If you will be in Martins Bay on 5 September then please join us at the Lodge for a celebration to mark the first anniversary of the Hollyford Conservation Project.

Further details are in our second newsletter, which also includes articles on project progress across all areas of the operation and a brief explanation about our choice of pest control methodology.

Read more on Hollyford Conservation Trust Newsletter #2…

Hollyford Conservation Trust Newsletter #2

If you will be in Martins Bay on 5 September then please join us at the Lodge for a celebration to mark the first anniversary of the Hollyford Conservation Project.

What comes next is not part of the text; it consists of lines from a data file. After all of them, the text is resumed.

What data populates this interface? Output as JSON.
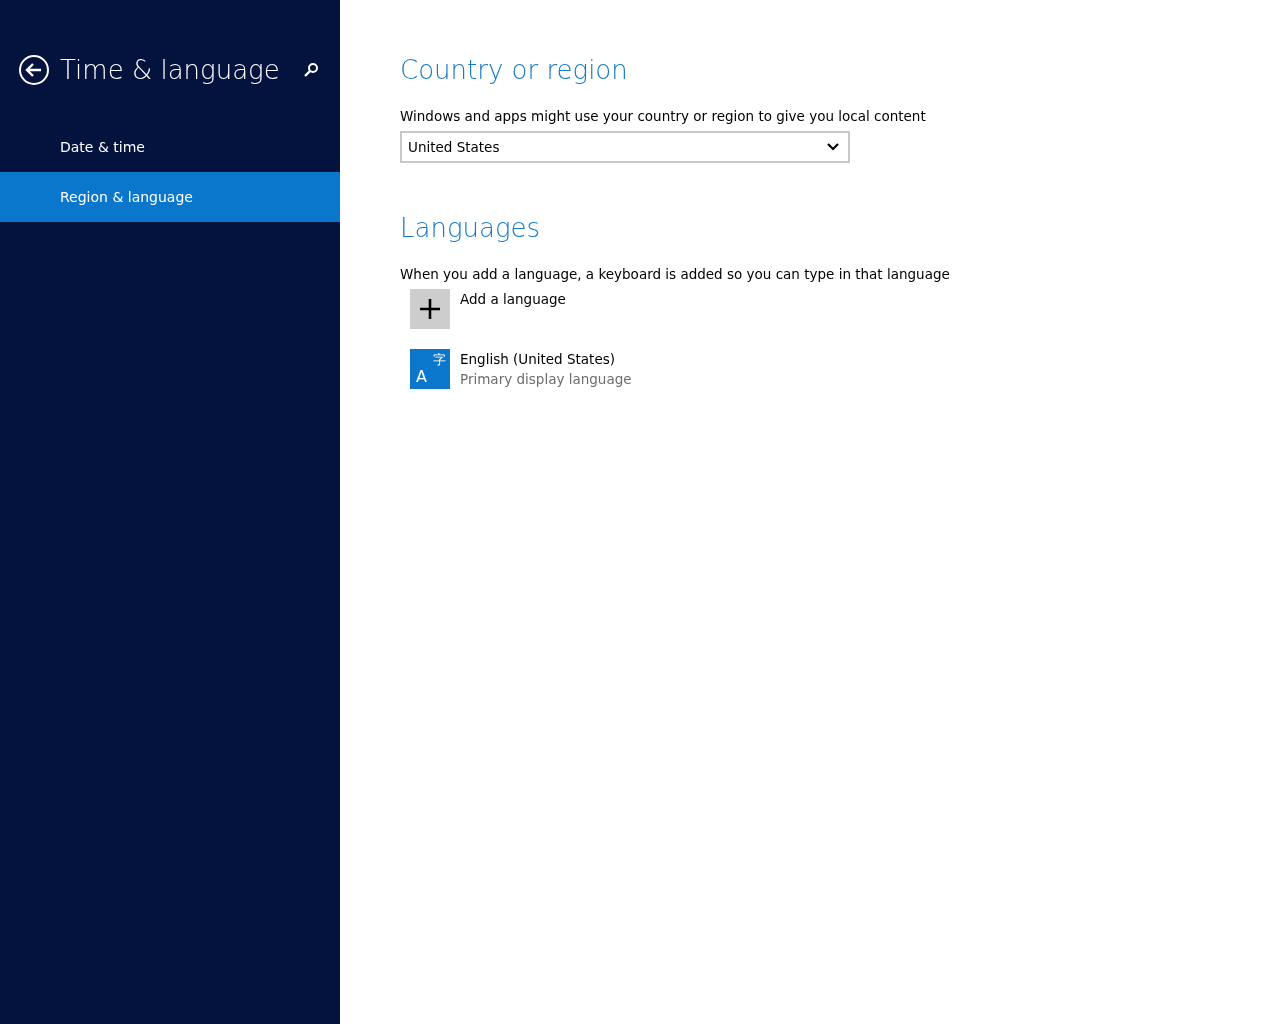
{
  "sidebar": {
    "title": "Time & language",
    "items": [
      {
        "label": "Date & time",
        "selected": false
      },
      {
        "label": "Region & language",
        "selected": true
      }
    ]
  },
  "country": {
    "heading": "Country or region",
    "description": "Windows and apps might use your country or region to give you local content",
    "value": "United States"
  },
  "languages": {
    "heading": "Languages",
    "description": "When you add a language, a keyboard is added so you can type in that language",
    "items": [
      {
        "kind": "add",
        "label": "Add a language"
      },
      {
        "kind": "language",
        "label": "English (United States)",
        "subtitle": "Primary display language",
        "icon_glyphs": [
          "A",
          "字"
        ]
      }
    ]
  }
}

Further details are in our second newsletter, which also includes articles on project progress across all areas of the operation and a brief explanation about our choice of pest control methodology.

Read more on Hollyford Conservation Trust Newsletter #2…

Hollyford Conservation Trust Newsletter #2

If you will be in Martins Bay on 5 September then please join us at the Lodge for a celebration to mark the first anniversary of the Hollyford Conservation Project.

Further details are in our second newsletter, which also includes articles on project progress across all areas of the operation and a brief explanation about our choice of pest control methodology.

Read more on Hollyford Conservation Trust Newsletter #2…